  4. Standard Entry Class Codes (SEC codes) within ACH transactions - this information is always available when the institution is the receiving depository financial institution (RDFI). As the originating depository financial institution (ODFI) (as in example 3), the information may or may not be available. It is quite common that the SEC codes are not included in source data file imports because the information is generally not included on the customer’s statement. Without the SEC codes in the AML monitoring system your institution is unable to identify high-risk ACH transactions (internet, international, and telephone originated transactions) in the AML/fraud monitoring systems. Additionally, the lack of SEC codes creates a blind spot for identifying social security and tax refund fraud suspects.
  5. ATM locations - this information is not always available in the application systems. Without this information, your institution cannot detect cases of foreign ATM abuse (i.e. local cash deposits followed by foreign ATM withdrawals).
  6. General ledger transaction information - without this information a financial institution may not be able to detect multiple loan payments from inbound wires, as well as some internal employee transgressions.
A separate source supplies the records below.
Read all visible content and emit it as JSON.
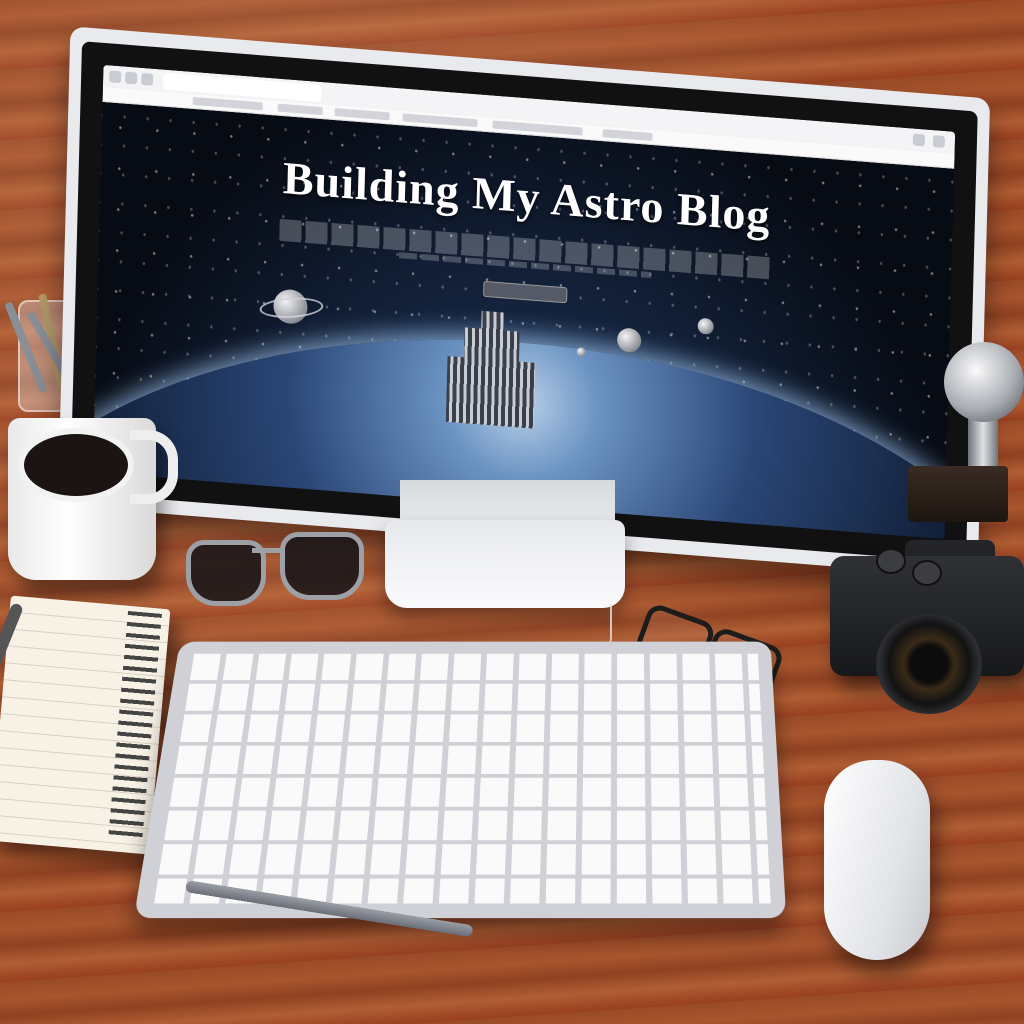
{
  "scene": {
    "description_visible_text_only": true
  },
  "browser": {
    "tab_title": "",
    "bookmarks": [
      "",
      "",
      "",
      "",
      "",
      ""
    ]
  },
  "page": {
    "hero_title": "Building My Astro Blog",
    "cta_label": ""
  },
  "colors": {
    "desk_wood": "#a8552d",
    "screen_space": "#070b14",
    "horizon_glow": "#6b93c2",
    "monitor_frame": "#e9eaee"
  },
  "icons": [
    "back-icon",
    "forward-icon",
    "reload-icon",
    "menu-icon"
  ]
}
  7. Location information of RDC terminals - this information is in the IP address for these e-banking transactions and may also be contained within the X9.37 file. Without this information, your institution will not be able to detect if a customer has moved their RDC terminal to a foreign location, creating an electronic pouch account (this fact pattern was a component of the 2010 Wachovia enforcement action resulting in a $160 million civil monetary penalty[1]).
  8. ITINs for W8 Customers (NRAs) - it is not uncommon for a CSR (Customer Service Representative) or teller to put 999-99-9999 in the TIN field when opening a new account, because many new account platforms require information in the TIN field in order to continue the process. This practice of defaulting Non-Resident Alien (NRA) customer social security numbers to 999-99-9999 generates inaccurate alerts within your AML monitoring system, aggregating all of those tax identification numbers as one entity. The issue is compounded when an examiner identifies that there is inaccurate information related to high-risk customer types, raising the question, “where else do you have inaccurate information?”. There are several methods for remedying this situation.
  9. Date or unique identifier in source extract file header - this information is usually generated by the middleware (Report Writer/Scheduler) that automatically generates the end-of-day file in a batch processing environment. The AML monitoring system uses this information to detect and alert the user that a source extract file is missing (e.g. a power outage occurs at several of your branch locations and is not restored prior to the scheduled extract process from the teller system). Consequently, the monitoring system will upload the previous day’s teller files in error, resulting in a duplication unless your monitoring system can detect that the unique file header is the same as the day prior.  

These are just a few simple examples from a long list of well-documented data issues of which many BSA officers are not aware. As you can see, data issues can create holes in your institution’s financial crime detection regime. And, the number of blind spots within any financial intuition’s automated financial crime detection system is usually proportionate to its size and complexity. The bigger the bank the more numerous the blind spots!


[1] Exhibit A Factual Statement #22